UI faculty discuss everlasting legacy of ‘The Twilight Zone’ for its 60th anniversary

University of Iowa faculty discuss the impact of The Twilight Zone in celebration of its 60th anniversary.



A scene from "The Eye of the Beholder."

Pedro Barragan, Arts Reporter

Sixty years ago, sci-fi fans entered the Twilight Zone, and some University of Iowa faculty never left.

Members of the UI community will celebrate the show’s 60th anniversary with a blog post of “The Twilight Zone“ photos by Special Collections, encouraging the community to come view memorabilia of the show in Special Collections at the Main Library. Some UI faculty shared their memories with The Daily Iowan about the show’s iconic moments and show’s innovation and impact.

“We have early CBS television documents that discuss the show and its budget before production began. These are from the Norman Felton Papers and are very rare” said Peter Balestrieri, curator of science fiction and pop culture for Special Collections, in an email to The Daily Iowan. “We have a big run of ‘Twilight Zone’ magazines with articles and stories unavailable anywhere else.”

Joy Hayes, a UI associate professor whose work interests include broadcast history, said Rod Serling, the creative mind behind the series, faced many roadblocks when trying to bring social topics into TV.

“He wanted to write a play about the murder of Emmet Till in 1955 but ended up producing a completely watered-down [version] due to corporate censorship,” Hayes said in an email to The Daily Iowan. “He gained fame writing ‘teleplays’ for early TV shows that we now call ‘anthology dramas,’ because they aired different original dramas or adaptations every week.”

UI lecturer Pat Dolan, who teaches a social-justice course centering on the speculative fiction by women, said the show brought in slight inclusion of female creativity.

“I loved ‘Twilight Zone,’ because it spoke to two of my great loves when I was young: bookishness and science,” Dolan said. “I notice that Ida Lupino, one of the rare women who directed movies and TV at the time, directed an episode in the last season.”

The faculty members had particular episodes that struck a chord with them.

For Balestrieri, picking a favorite episode was like Sophie’s Choice.

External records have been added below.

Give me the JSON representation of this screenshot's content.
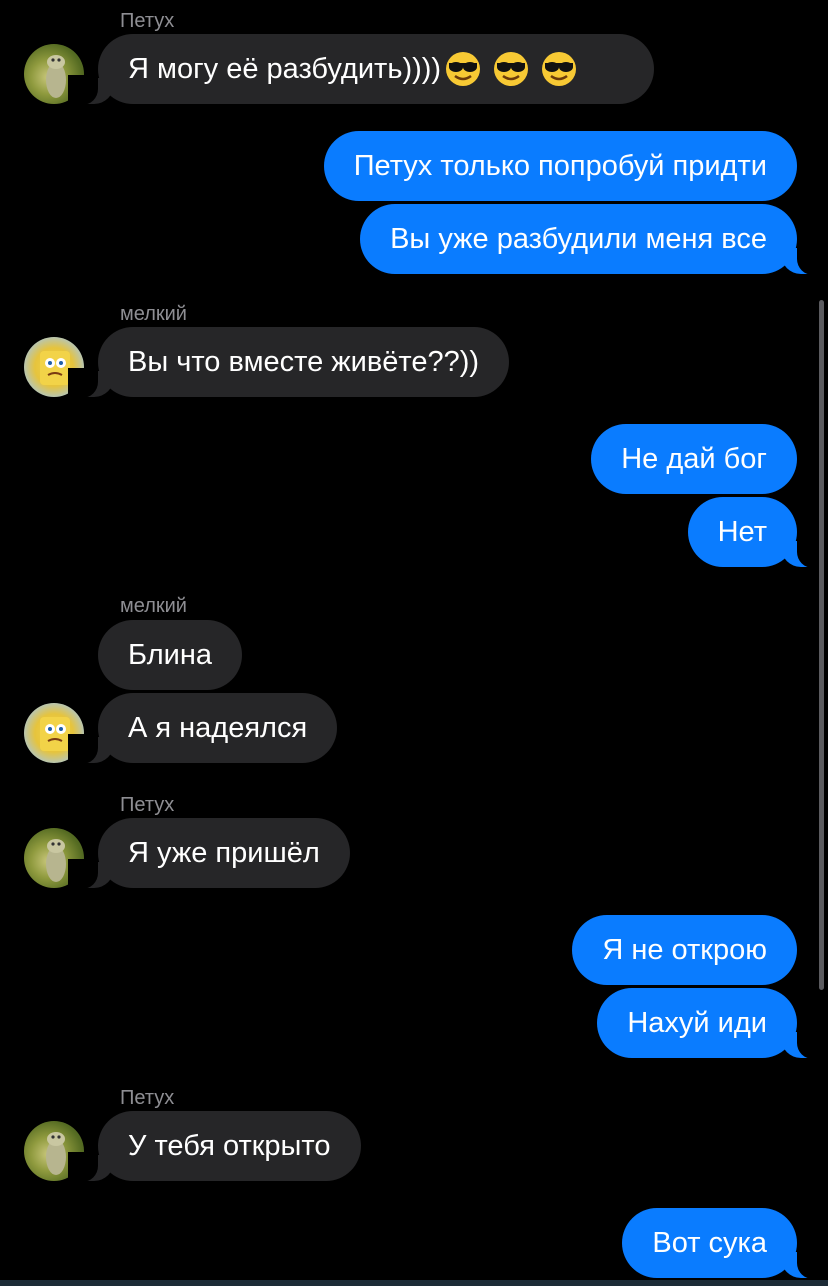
{
  "messages": [
    {
      "sender": "Петух",
      "text": "Я могу её разбудить))))",
      "emoji": [
        "smiling-face-with-sunglasses",
        "smiling-face-with-sunglasses",
        "smiling-face-with-sunglasses"
      ]
    },
    {
      "text": "Петух только попробуй придти"
    },
    {
      "text": "Вы уже разбудили меня все"
    },
    {
      "sender": "мелкий",
      "text": "Вы что вместе живёте??))"
    },
    {
      "text": "Не дай бог"
    },
    {
      "text": "Нет"
    },
    {
      "sender": "мелкий",
      "text": "Блина"
    },
    {
      "text": "А я надеялся"
    },
    {
      "sender": "Петух",
      "text": "Я уже пришёл"
    },
    {
      "text": "Я не открою"
    },
    {
      "text": "Нахуй иди"
    },
    {
      "sender": "Петух",
      "text": "У тебя открыто"
    },
    {
      "text": "Вот сука"
    }
  ],
  "colors": {
    "background": "#000000",
    "incoming_bubble": "#262628",
    "outgoing_bubble": "#0a7cff",
    "sender_name": "#8e8e93",
    "emoji_face": "#f7c934"
  }
}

“There are too many for me to have a favorite,” he said. “I like all the comedy episodes, the lighthearted ones. ‘One for the Angels’ is touching and has some great acting from Ed Wynn.”

Dolan said his favorite episode was “Time Enough at Last,” because it terrified him.

The episode revolves around a man who is annoyed by everyone for preventing him from readin more books, only for the doomsday to emerge and his wish to be with books comes true – until the classic Serling twist ending.

“I wore thick glasses until I got contacts,” said Dolan about the episode’s impact. “The moment the glasses crunch sent a bolt of fear through me.”.

For Hayes, she said the images of “Eye of the Beholder” made her skin crawl.

“One that made a big impression on me at the time was the female patient with the ‘horribly disfigured face’ who was undergoing surgery to make her look ‘normal,’ ” she said. “We don’t see her face or those of the doctors and nurses until the very end, when the surgery ‘fails’ to fix her. When we see her, she is a ‘beautiful’ young woman, and the doctors and nurses (who are horrified to look at her) have the faces of pigs with protruding snouts. I liked the way it turned viewers’ expectations upside down.”